When we are in the clutch of fresh visceral grief, we can often find any task insurmountable. The absence of our loved one can feel like an amputation, a literal loss of part of your body. Yes, it is difficult and overwhelming. Grief is a unique journey, as unique as your loved one was and as unique as you are. The sharing of coping mechanisms, the sharing of grief stories can be very helpful. Reflecting on precious memories can soften the sting of loss.
Today, I decided to make cookies, oatmeal with butterscotch chips. I always use the handwritten recipe that was given to me by a dear friend, Joyce. Joyce was a faithful servant participating and leading Bible studies and encouraging others throughout her life. She was quick with her smile and a giggle. She was an avid crafter, particularly in crocheting. At a local women’s retreat, she shared her homemade oatmeal cookies. They were delightful, so I requested her recipe.
Joyce took time to answer my request with a beautiful handwritten recipe card in the mail. The card included a personal note of encouragement and gratitude. Her death last week was a welcomed invitation to her eternal life. She believed and articulated it often.

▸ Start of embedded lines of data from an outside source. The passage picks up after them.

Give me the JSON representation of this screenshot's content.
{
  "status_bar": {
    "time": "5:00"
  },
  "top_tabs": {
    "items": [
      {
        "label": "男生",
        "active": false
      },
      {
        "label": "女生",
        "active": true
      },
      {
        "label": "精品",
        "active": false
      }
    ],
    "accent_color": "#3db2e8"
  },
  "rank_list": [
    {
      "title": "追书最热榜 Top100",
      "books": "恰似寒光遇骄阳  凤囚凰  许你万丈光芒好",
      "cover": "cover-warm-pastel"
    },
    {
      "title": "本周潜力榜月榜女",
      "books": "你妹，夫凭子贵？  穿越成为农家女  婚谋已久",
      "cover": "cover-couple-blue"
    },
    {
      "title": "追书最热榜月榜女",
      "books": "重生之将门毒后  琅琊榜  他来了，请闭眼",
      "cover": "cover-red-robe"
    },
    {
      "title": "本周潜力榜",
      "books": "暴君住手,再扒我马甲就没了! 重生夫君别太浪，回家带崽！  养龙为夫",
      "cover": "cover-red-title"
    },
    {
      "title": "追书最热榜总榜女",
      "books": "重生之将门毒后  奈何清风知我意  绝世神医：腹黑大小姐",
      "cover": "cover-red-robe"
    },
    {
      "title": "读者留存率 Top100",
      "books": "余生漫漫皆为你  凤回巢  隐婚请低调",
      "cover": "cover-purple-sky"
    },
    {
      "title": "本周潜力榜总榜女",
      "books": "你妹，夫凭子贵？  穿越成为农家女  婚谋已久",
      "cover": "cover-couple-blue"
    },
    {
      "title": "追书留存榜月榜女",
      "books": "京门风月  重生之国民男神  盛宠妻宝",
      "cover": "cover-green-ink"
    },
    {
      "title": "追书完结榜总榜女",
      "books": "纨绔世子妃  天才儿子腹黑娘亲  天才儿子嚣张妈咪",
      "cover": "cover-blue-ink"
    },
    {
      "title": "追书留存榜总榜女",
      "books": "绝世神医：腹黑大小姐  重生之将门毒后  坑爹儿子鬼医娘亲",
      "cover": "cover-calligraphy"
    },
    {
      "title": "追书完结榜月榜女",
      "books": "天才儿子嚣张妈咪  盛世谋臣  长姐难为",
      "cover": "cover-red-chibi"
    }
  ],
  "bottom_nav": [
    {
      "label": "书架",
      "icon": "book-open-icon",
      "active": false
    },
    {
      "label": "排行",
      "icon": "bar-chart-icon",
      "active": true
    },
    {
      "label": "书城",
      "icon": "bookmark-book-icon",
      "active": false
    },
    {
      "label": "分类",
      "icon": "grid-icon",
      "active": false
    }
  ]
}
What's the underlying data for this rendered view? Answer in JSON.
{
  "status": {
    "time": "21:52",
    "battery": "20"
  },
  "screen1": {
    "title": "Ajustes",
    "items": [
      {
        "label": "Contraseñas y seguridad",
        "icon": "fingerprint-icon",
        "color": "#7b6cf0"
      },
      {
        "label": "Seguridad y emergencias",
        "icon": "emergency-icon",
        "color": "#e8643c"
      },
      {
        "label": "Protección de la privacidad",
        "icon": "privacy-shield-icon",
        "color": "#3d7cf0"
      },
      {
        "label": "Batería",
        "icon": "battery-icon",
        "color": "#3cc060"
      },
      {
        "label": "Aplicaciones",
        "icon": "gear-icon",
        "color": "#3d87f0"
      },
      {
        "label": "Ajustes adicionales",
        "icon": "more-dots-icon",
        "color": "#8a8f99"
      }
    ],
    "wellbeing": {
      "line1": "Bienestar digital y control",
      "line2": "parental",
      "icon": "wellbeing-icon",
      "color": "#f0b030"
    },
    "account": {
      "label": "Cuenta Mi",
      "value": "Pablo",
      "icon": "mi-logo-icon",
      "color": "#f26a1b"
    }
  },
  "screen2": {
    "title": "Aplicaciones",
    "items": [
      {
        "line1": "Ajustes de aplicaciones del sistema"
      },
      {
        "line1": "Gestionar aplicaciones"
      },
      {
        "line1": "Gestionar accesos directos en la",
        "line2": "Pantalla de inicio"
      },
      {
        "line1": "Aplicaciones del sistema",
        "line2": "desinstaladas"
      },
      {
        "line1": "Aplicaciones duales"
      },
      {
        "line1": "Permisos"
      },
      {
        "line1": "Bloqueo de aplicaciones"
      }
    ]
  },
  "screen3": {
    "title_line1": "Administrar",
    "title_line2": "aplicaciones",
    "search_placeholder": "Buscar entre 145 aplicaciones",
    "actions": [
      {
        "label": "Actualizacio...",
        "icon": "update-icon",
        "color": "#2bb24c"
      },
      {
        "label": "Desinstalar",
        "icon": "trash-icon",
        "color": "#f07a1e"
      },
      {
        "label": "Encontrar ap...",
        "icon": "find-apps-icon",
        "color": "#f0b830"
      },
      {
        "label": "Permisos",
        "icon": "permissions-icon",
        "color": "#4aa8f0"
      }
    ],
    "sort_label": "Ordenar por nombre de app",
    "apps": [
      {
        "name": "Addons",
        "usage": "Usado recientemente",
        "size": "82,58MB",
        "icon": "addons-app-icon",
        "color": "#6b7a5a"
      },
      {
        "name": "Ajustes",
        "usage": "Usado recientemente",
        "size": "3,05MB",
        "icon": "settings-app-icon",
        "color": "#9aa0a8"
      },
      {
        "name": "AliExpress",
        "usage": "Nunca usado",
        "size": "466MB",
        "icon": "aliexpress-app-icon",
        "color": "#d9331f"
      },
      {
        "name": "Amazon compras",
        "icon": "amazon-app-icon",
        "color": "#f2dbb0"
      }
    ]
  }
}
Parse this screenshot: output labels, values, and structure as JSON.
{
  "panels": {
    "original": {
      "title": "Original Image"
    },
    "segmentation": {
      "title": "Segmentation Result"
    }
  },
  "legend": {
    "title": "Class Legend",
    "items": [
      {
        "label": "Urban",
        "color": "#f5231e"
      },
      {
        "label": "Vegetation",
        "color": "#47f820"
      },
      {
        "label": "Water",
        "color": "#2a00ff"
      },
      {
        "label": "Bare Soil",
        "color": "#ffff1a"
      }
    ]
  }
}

In my grief, thoughts and stories sparked a reflection upon my own memories with her. Naturally, that meant I needed to bake her recipe. The recipe lived up to her standards. They were wonderful as each bite was filled with soft sweetness, almost as sweet as she was to me (notice I did not say “it”-no one can eat just one!). This is healing.
These small acts often sustain us in our grief. I acknowledge my husband’s Grandma Toots every spring when the rhubarb is ready. Her handwritten recipe for rhubarb cake is one of our family favorites. Though the grief has softened with time, the cake always sparks a slight sting of loss mixed with sweet memories that we cherish. This is healing.
Similarly, I delight in driving my dad’s favorite tractor. It feels a bit like Holy ground. No matter what task the tractor is performing, my dad is right near me to my heart and my memories. Securing a connection, a tangible item or memory of your loved one can be daunting, however the more you engage with those connections, memories, and objects you may find solace and comfort. The tears do not flow anymore when I drive that Allis Chalmers tractor, just a hint of my reflections with a sincere sense of gratitude. This is healing.
I hope you can sing along with their favorite song, wear a piece of jewelry, work with tools that crafted a masterpiece, sit around the campfire and reminisce, bake a special meal, spend time in the family photo album. Plan a stay at the Under Blue Skies Hermitage to sift through your recipe that helps to bring healing.